#### [Work item]
Please copy every line below that contains the string "JSON".

BEGIN

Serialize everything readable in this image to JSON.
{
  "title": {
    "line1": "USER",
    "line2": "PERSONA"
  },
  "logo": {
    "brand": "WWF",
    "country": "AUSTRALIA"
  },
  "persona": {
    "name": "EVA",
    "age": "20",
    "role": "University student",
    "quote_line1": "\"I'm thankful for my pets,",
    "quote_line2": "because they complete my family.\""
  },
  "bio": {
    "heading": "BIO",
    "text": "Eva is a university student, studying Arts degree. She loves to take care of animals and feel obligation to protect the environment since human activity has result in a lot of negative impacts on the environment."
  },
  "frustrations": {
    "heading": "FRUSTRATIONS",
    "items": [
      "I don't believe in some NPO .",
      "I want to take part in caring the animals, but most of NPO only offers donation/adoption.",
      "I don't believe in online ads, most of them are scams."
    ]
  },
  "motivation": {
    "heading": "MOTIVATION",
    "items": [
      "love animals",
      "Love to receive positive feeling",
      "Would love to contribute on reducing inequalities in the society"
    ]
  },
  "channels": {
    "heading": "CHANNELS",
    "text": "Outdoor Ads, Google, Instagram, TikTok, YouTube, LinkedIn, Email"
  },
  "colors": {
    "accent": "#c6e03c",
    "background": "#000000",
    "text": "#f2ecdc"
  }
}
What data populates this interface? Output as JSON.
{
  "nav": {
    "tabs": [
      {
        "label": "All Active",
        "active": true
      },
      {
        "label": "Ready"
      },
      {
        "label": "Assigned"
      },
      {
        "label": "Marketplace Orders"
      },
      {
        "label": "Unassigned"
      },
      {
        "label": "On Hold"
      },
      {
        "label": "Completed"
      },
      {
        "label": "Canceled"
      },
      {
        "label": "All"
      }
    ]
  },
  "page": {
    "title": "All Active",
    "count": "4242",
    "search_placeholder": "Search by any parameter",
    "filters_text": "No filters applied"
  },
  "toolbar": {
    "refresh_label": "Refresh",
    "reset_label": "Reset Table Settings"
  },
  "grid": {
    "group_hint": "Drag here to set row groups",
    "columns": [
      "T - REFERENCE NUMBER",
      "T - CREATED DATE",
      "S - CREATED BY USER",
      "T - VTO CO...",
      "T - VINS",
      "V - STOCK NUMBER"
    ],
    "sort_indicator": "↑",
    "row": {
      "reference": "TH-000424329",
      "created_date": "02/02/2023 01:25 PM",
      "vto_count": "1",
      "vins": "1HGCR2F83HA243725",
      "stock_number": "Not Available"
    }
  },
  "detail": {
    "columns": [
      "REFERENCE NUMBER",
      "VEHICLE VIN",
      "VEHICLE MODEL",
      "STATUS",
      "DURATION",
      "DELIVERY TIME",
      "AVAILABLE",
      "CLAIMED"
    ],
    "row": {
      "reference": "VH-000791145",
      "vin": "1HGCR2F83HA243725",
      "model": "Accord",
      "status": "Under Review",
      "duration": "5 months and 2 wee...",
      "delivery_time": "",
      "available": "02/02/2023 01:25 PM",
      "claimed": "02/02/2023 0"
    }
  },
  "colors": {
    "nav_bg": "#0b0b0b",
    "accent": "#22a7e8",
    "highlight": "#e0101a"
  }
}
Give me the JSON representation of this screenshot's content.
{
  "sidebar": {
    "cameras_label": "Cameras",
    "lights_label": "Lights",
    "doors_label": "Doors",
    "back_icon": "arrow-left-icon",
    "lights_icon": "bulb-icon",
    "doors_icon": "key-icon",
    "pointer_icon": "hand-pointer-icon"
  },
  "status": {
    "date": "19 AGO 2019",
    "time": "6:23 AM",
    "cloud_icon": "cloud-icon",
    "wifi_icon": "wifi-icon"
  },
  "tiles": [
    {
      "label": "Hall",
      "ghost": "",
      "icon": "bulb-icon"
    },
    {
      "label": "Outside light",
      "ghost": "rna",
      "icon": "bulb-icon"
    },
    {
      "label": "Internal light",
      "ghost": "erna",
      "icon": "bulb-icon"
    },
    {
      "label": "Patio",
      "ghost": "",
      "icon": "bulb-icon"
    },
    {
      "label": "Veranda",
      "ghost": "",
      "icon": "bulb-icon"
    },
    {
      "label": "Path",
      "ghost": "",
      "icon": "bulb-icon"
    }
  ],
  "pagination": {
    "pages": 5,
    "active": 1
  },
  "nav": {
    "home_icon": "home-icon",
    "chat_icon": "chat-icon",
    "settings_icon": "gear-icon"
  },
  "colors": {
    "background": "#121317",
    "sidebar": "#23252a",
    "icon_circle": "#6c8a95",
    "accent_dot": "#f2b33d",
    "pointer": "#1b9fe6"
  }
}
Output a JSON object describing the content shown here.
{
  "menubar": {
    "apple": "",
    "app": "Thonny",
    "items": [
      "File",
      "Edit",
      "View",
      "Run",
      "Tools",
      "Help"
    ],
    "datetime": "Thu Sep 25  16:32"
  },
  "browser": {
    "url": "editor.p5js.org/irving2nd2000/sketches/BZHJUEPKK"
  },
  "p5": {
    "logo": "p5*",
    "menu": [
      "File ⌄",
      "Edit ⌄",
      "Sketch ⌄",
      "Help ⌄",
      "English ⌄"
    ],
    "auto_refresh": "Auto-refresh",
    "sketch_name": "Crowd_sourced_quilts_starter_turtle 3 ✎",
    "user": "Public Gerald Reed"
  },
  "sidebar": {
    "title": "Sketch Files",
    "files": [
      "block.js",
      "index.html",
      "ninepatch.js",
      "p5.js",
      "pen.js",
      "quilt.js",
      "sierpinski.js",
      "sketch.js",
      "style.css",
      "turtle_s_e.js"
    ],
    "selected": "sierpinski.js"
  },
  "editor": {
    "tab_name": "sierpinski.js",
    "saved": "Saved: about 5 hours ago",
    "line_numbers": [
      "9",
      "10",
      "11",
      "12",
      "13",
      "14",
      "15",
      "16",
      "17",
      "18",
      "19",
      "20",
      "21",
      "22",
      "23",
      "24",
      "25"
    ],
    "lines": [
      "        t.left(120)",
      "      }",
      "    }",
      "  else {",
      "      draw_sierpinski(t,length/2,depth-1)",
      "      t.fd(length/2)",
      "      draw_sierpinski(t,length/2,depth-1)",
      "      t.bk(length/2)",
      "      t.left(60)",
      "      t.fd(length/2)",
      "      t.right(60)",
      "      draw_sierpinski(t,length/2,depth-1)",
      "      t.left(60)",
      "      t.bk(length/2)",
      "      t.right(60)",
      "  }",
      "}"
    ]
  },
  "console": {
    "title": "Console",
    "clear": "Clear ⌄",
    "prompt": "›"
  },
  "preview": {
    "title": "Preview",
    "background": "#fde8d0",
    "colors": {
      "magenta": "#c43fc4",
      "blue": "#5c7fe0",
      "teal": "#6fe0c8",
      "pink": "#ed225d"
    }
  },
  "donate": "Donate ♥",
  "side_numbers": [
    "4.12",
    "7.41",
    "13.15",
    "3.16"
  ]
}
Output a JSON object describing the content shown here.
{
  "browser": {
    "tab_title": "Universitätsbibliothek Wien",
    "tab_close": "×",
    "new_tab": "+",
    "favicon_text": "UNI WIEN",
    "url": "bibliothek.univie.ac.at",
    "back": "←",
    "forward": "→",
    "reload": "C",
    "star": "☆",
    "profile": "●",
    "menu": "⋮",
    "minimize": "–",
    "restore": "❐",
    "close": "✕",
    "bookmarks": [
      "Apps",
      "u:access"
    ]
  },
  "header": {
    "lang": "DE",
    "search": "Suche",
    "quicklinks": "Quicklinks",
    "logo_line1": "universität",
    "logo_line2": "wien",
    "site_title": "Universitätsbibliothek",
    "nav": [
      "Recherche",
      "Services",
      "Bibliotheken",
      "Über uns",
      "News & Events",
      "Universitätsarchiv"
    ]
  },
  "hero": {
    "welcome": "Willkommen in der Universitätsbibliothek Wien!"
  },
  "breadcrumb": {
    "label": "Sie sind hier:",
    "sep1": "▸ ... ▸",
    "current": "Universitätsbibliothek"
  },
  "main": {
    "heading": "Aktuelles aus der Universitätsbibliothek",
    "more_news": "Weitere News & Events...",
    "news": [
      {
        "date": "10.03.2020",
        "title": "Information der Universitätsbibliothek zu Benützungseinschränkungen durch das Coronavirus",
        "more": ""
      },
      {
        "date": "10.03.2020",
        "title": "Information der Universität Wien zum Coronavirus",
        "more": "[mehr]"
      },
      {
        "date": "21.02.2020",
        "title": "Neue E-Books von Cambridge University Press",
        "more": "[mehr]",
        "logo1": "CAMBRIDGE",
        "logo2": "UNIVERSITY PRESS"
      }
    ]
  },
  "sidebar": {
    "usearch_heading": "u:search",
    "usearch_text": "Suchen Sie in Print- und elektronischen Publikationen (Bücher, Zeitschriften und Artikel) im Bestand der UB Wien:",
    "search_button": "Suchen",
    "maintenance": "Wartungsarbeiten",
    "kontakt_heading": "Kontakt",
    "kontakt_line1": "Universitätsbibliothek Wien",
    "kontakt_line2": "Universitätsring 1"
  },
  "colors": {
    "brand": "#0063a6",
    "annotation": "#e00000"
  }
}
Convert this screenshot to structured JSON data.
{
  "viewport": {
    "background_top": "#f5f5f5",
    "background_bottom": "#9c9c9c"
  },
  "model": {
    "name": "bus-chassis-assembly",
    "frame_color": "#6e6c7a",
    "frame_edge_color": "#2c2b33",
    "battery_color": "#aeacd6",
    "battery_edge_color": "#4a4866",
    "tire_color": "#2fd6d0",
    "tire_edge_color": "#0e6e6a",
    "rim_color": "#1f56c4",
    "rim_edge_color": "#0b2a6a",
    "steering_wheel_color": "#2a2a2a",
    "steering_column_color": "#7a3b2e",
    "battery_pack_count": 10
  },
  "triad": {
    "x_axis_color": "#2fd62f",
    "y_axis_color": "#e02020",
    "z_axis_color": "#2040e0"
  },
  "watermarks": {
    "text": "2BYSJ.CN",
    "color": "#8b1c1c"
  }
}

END

#### [Your solution]
Serialize everything readable in this image to JSON.
What data populates this interface? Output as JSON.
Give me the JSON representation of this screenshot's content.
Output a JSON object describing the content shown here.
Output a JSON object describing the content shown here.
Convert this screenshot to structured JSON data.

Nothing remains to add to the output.